conda install and
pip install within conda environment. Probably, decide to use
virtualenv+piponce and for all. And here is how you decide which one suits you best:
- Conda installs various (not only python) conda-adopted packages within conda environment. It gets your environments right if you are into environments.
- Pip installs python packages within Python environment (virtualenv is one of them). It gets your python packages installed right.
Safe way to use conda: don't rush for the latest stuff and stick to the available packages and you'll be fine.
Safe way to use pip+virtualenv: if you see a dependency issue or wish to remove and clean up after package - don't. Just burn the house, abandon your old environment and create a new one. One command line and 2-5 minutes later things gonna be nice and tidy again.
Pip is the best tool for installing Python packages among the two of them. Since pip packages normally come out first and only later are adopted for conda (by conda staff or contributors). Chances are, after updating or installing the latest version of Python some of the packages would only be available through pip. And the latest freshest versions of packages would only be available in pip. And mixing pip and conda packages together can be a nightmare (at least if you want to utilize conda's advantages).
Conda is the best when it comes to managing dependencies and replicating environments. When uninstalling a package conda can properly clean up after itself and has better control over conflicting dependency versions. Also, conda can export environment config and, if the planets are right at the moment and the new machine is not too different, replicate that environment somewhere else. Also, conda can have larger control over the environment and can, for example, have a different version of Python installed inside of it (virtualenv - only the Python available in the system). You can always create a conda package when you have no freedom of choosing what to use.
Some relevant facts:
- Conda takes more space and time to setup
- Conda might be better if you don't have admin rights on the system
- Conda will help when you have no system Python
- virtualenv+pip will free you up of knowing lots of details like that
Some outdated notions:

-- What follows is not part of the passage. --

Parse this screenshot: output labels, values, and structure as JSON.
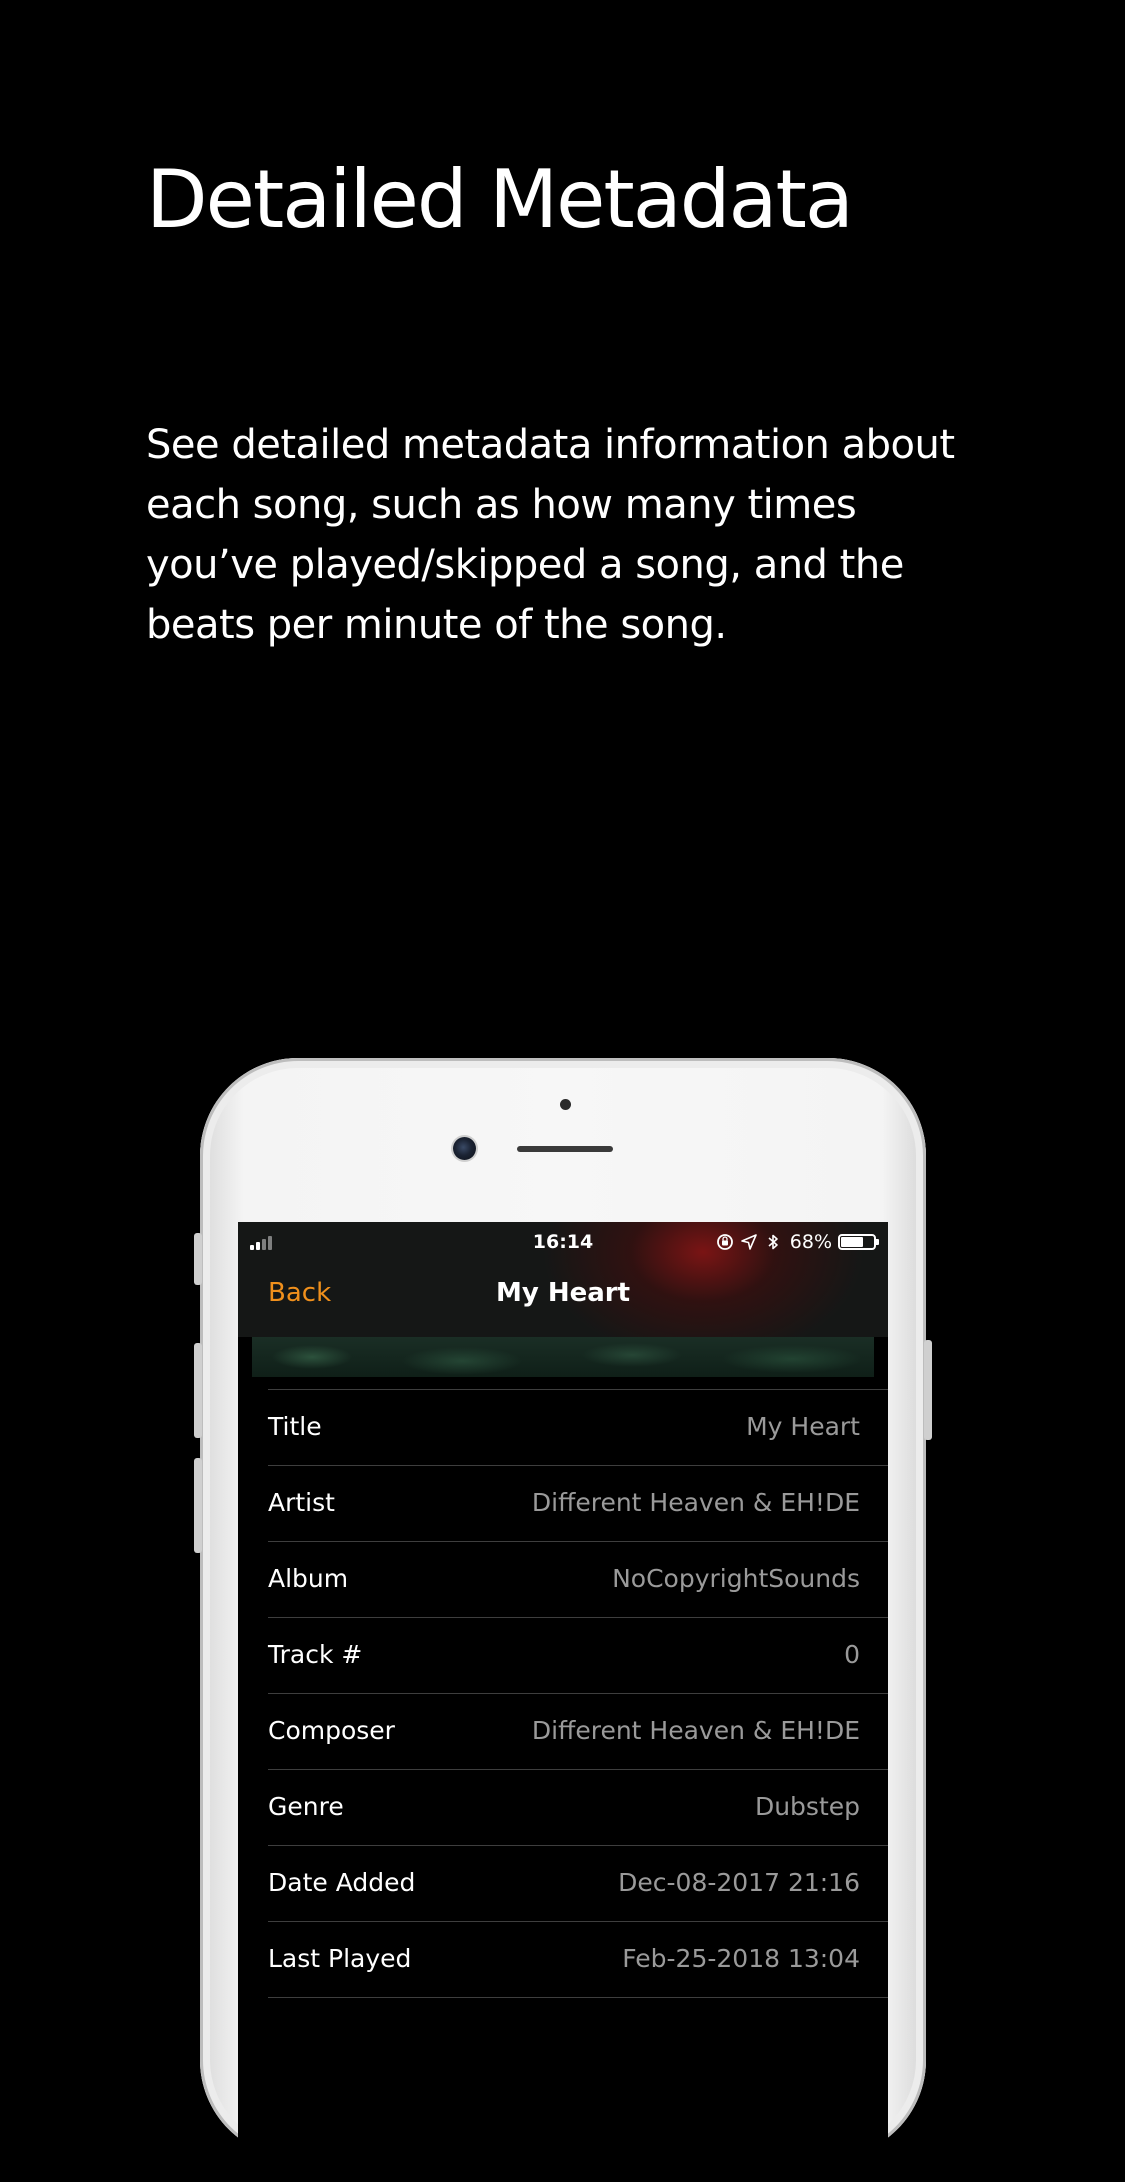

- Conda used to be better for novice developers back in the day (2012ish). There is no usability gap anymore
- Conda was linked to Continuum Analytics too much. Now Conda itself is open source, the packages - not so much.